That rally is expected to include members of the Iranian expatriate community, but also native Frenchmen, members of the French parliament, and other international supporters. The NCRI reported on Monday that a number of French lawmakers had attended a conference on Sunday to express solidarity with the Iranian dissident organization and its cause of calling attention to ongoing human rights abuses and regional destabilization under the Rouhani government.
This represents only a portion of the Western backlash that has developed against the policy of rapprochement that has so far resulted in the July 14 nuclear agreement and the embrace of Rouhani during this week’s visit. The US Congress has arguably led this backlash among Western government institutions, although the Obama administration has conversely led the way in opening up relations with Iran.
On Monday, The Hill reported that Florida Republican Representative Dennis Ross had announced plans to introduce a bill formally rebuking the president for his intention to defy recent legislation barring natives of and visitors to the Islamic Republic from receiving visa waivers from the State Department. Such incidents highlight the strong counter-trends running throughout Western governments with regard to Iran policy.
Those counter-trends have also presented themselves in the context of recent development such as last week’s release of four Americans held captive in Iran, in exchange for seven Iranians held by the US. Whereas the Obama administration and its allies have welcomed that exchange as evidence of newfound Iranian willingness to strike deals with its adversaries in the West, critics of rapprochement have seized upon it to highlight the persistence of Iranian abuses in spite of these occasional concessions.
On Monday, an editorial in the Washington Post commented upon the release of that paper’s own journalist, who had been held in Iran for 545 days and falsely convicted of espionage.
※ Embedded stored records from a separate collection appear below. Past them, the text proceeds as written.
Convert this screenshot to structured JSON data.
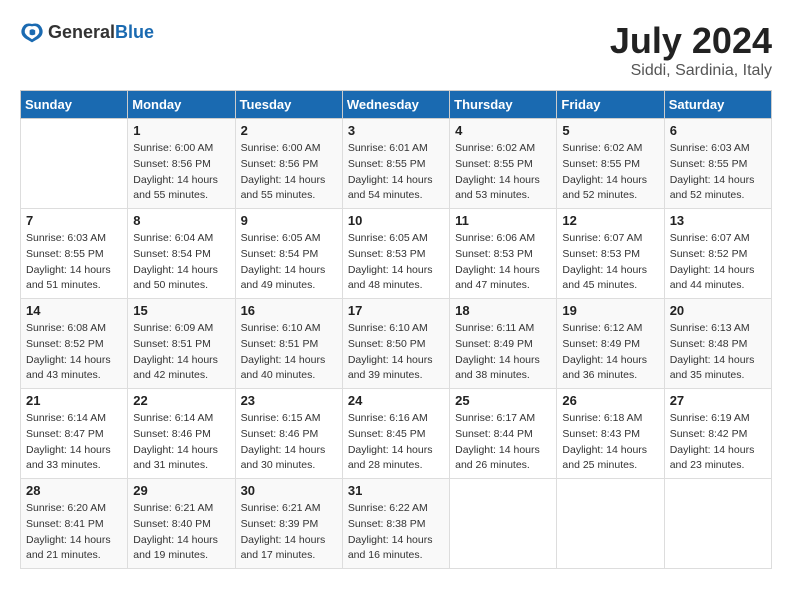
{
  "header": {
    "logo": {
      "text_general": "General",
      "text_blue": "Blue"
    },
    "title": "July 2024",
    "subtitle": "Siddi, Sardinia, Italy"
  },
  "calendar": {
    "days_of_week": [
      "Sunday",
      "Monday",
      "Tuesday",
      "Wednesday",
      "Thursday",
      "Friday",
      "Saturday"
    ],
    "weeks": [
      [
        {
          "day": "",
          "info": ""
        },
        {
          "day": "1",
          "info": "Sunrise: 6:00 AM\nSunset: 8:56 PM\nDaylight: 14 hours\nand 55 minutes."
        },
        {
          "day": "2",
          "info": "Sunrise: 6:00 AM\nSunset: 8:56 PM\nDaylight: 14 hours\nand 55 minutes."
        },
        {
          "day": "3",
          "info": "Sunrise: 6:01 AM\nSunset: 8:55 PM\nDaylight: 14 hours\nand 54 minutes."
        },
        {
          "day": "4",
          "info": "Sunrise: 6:02 AM\nSunset: 8:55 PM\nDaylight: 14 hours\nand 53 minutes."
        },
        {
          "day": "5",
          "info": "Sunrise: 6:02 AM\nSunset: 8:55 PM\nDaylight: 14 hours\nand 52 minutes."
        },
        {
          "day": "6",
          "info": "Sunrise: 6:03 AM\nSunset: 8:55 PM\nDaylight: 14 hours\nand 52 minutes."
        }
      ],
      [
        {
          "day": "7",
          "info": "Sunrise: 6:03 AM\nSunset: 8:55 PM\nDaylight: 14 hours\nand 51 minutes."
        },
        {
          "day": "8",
          "info": "Sunrise: 6:04 AM\nSunset: 8:54 PM\nDaylight: 14 hours\nand 50 minutes."
        },
        {
          "day": "9",
          "info": "Sunrise: 6:05 AM\nSunset: 8:54 PM\nDaylight: 14 hours\nand 49 minutes."
        },
        {
          "day": "10",
          "info": "Sunrise: 6:05 AM\nSunset: 8:53 PM\nDaylight: 14 hours\nand 48 minutes."
        },
        {
          "day": "11",
          "info": "Sunrise: 6:06 AM\nSunset: 8:53 PM\nDaylight: 14 hours\nand 47 minutes."
        },
        {
          "day": "12",
          "info": "Sunrise: 6:07 AM\nSunset: 8:53 PM\nDaylight: 14 hours\nand 45 minutes."
        },
        {
          "day": "13",
          "info": "Sunrise: 6:07 AM\nSunset: 8:52 PM\nDaylight: 14 hours\nand 44 minutes."
        }
      ],
      [
        {
          "day": "14",
          "info": "Sunrise: 6:08 AM\nSunset: 8:52 PM\nDaylight: 14 hours\nand 43 minutes."
        },
        {
          "day": "15",
          "info": "Sunrise: 6:09 AM\nSunset: 8:51 PM\nDaylight: 14 hours\nand 42 minutes."
        },
        {
          "day": "16",
          "info": "Sunrise: 6:10 AM\nSunset: 8:51 PM\nDaylight: 14 hours\nand 40 minutes."
        },
        {
          "day": "17",
          "info": "Sunrise: 6:10 AM\nSunset: 8:50 PM\nDaylight: 14 hours\nand 39 minutes."
        },
        {
          "day": "18",
          "info": "Sunrise: 6:11 AM\nSunset: 8:49 PM\nDaylight: 14 hours\nand 38 minutes."
        },
        {
          "day": "19",
          "info": "Sunrise: 6:12 AM\nSunset: 8:49 PM\nDaylight: 14 hours\nand 36 minutes."
        },
        {
          "day": "20",
          "info": "Sunrise: 6:13 AM\nSunset: 8:48 PM\nDaylight: 14 hours\nand 35 minutes."
        }
      ],
      [
        {
          "day": "21",
          "info": "Sunrise: 6:14 AM\nSunset: 8:47 PM\nDaylight: 14 hours\nand 33 minutes."
        },
        {
          "day": "22",
          "info": "Sunrise: 6:14 AM\nSunset: 8:46 PM\nDaylight: 14 hours\nand 31 minutes."
        },
        {
          "day": "23",
          "info": "Sunrise: 6:15 AM\nSunset: 8:46 PM\nDaylight: 14 hours\nand 30 minutes."
        },
        {
          "day": "24",
          "info": "Sunrise: 6:16 AM\nSunset: 8:45 PM\nDaylight: 14 hours\nand 28 minutes."
        },
        {
          "day": "25",
          "info": "Sunrise: 6:17 AM\nSunset: 8:44 PM\nDaylight: 14 hours\nand 26 minutes."
        },
        {
          "day": "26",
          "info": "Sunrise: 6:18 AM\nSunset: 8:43 PM\nDaylight: 14 hours\nand 25 minutes."
        },
        {
          "day": "27",
          "info": "Sunrise: 6:19 AM\nSunset: 8:42 PM\nDaylight: 14 hours\nand 23 minutes."
        }
      ],
      [
        {
          "day": "28",
          "info": "Sunrise: 6:20 AM\nSunset: 8:41 PM\nDaylight: 14 hours\nand 21 minutes."
        },
        {
          "day": "29",
          "info": "Sunrise: 6:21 AM\nSunset: 8:40 PM\nDaylight: 14 hours\nand 19 minutes."
        },
        {
          "day": "30",
          "info": "Sunrise: 6:21 AM\nSunset: 8:39 PM\nDaylight: 14 hours\nand 17 minutes."
        },
        {
          "day": "31",
          "info": "Sunrise: 6:22 AM\nSunset: 8:38 PM\nDaylight: 14 hours\nand 16 minutes."
        },
        {
          "day": "",
          "info": ""
        },
        {
          "day": "",
          "info": ""
        },
        {
          "day": "",
          "info": ""
        }
      ]
    ]
  }
}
The article argued that the international attention that had been brought to Rezaian’s case made it convenient for the regime to release him, but that the same could not be said of the great many other journalists imprisoned in the country.